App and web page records
==================================================

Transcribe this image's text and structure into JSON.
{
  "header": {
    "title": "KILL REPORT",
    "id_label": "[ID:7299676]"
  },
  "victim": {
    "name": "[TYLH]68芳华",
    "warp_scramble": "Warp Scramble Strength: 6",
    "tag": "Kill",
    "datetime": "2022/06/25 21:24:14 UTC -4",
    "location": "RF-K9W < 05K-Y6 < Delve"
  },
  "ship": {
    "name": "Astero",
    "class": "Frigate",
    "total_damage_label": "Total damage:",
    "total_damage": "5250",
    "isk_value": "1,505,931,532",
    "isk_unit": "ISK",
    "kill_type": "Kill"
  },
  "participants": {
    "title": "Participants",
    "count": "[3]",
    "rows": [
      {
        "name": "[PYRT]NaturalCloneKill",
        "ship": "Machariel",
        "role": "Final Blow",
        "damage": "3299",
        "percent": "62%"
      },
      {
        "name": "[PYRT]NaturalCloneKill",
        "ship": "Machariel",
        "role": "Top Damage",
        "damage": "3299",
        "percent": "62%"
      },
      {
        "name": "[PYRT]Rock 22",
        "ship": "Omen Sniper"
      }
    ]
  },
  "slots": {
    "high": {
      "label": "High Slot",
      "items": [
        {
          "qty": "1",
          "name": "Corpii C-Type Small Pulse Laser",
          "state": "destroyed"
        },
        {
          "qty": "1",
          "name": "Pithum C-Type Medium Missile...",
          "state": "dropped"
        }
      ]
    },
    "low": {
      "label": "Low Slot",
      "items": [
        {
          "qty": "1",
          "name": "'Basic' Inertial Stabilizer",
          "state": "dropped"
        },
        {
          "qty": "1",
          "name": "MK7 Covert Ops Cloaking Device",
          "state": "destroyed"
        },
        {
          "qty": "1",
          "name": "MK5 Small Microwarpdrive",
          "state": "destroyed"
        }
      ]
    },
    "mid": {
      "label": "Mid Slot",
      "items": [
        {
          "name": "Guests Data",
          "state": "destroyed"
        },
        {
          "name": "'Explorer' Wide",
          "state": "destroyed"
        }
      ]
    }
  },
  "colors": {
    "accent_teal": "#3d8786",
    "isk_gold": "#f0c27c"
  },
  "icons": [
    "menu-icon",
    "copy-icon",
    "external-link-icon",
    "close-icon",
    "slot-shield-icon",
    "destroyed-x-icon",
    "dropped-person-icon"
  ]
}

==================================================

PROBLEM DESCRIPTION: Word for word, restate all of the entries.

TASK OUTPUT:
Transcribe this image's text and structure into JSON.
{
  "header": {
    "title": "KILL REPORT",
    "id_label": "[ID:7299676]"
  },
  "victim": {
    "name": "[TYLH]68芳华",
    "warp_scramble": "Warp Scramble Strength: 6",
    "tag": "Kill",
    "datetime": "2022/06/25 21:24:14 UTC -4",
    "location": "RF-K9W < 05K-Y6 < Delve"
  },
  "ship": {
    "name": "Astero",
    "class": "Frigate",
    "total_damage_label": "Total damage:",
    "total_damage": "5250",
    "isk_value": "1,505,931,532",
    "isk_unit": "ISK",
    "kill_type": "Kill"
  },
  "participants": {
    "title": "Participants",
    "count": "[3]",
    "rows": [
      {
        "name": "[PYRT]NaturalCloneKill",
        "ship": "Machariel",
        "role": "Final Blow",
        "damage": "3299",
        "percent": "62%"
      },
      {
        "name": "[PYRT]NaturalCloneKill",
        "ship": "Machariel",
        "role": "Top Damage",
        "damage": "3299",
        "percent": "62%"
      },
      {
        "name": "[PYRT]Rock 22",
        "ship": "Omen Sniper"
      }
    ]
  },
  "slots": {
    "high": {
      "label": "High Slot",
      "items": [
        {
          "qty": "1",
          "name": "Corpii C-Type Small Pulse Laser",
          "state": "destroyed"
        },
        {
          "qty": "1",
          "name": "Pithum C-Type Medium Missile...",
          "state": "dropped"
        }
      ]
    },
    "low": {
      "label": "Low Slot",
      "items": [
        {
          "qty": "1",
          "name": "'Basic' Inertial Stabilizer",
          "state": "dropped"
        },
        {
          "qty": "1",
          "name": "MK7 Covert Ops Cloaking Device",
          "state": "destroyed"
        },
        {
          "qty": "1",
          "name": "MK5 Small Microwarpdrive",
          "state": "destroyed"
        }
      ]
    },
    "mid": {
      "label": "Mid Slot",
      "items": [
        {
          "name": "Guests Data",
          "state": "destroyed"
        },
        {
          "name": "'Explorer' Wide",
          "state": "destroyed"
        }
      ]
    }
  },
  "colors": {
    "accent_teal": "#3d8786",
    "isk_gold": "#f0c27c"
  },
  "icons": [
    "menu-icon",
    "copy-icon",
    "external-link-icon",
    "close-icon",
    "slot-shield-icon",
    "destroyed-x-icon",
    "dropped-person-icon"
  ]
}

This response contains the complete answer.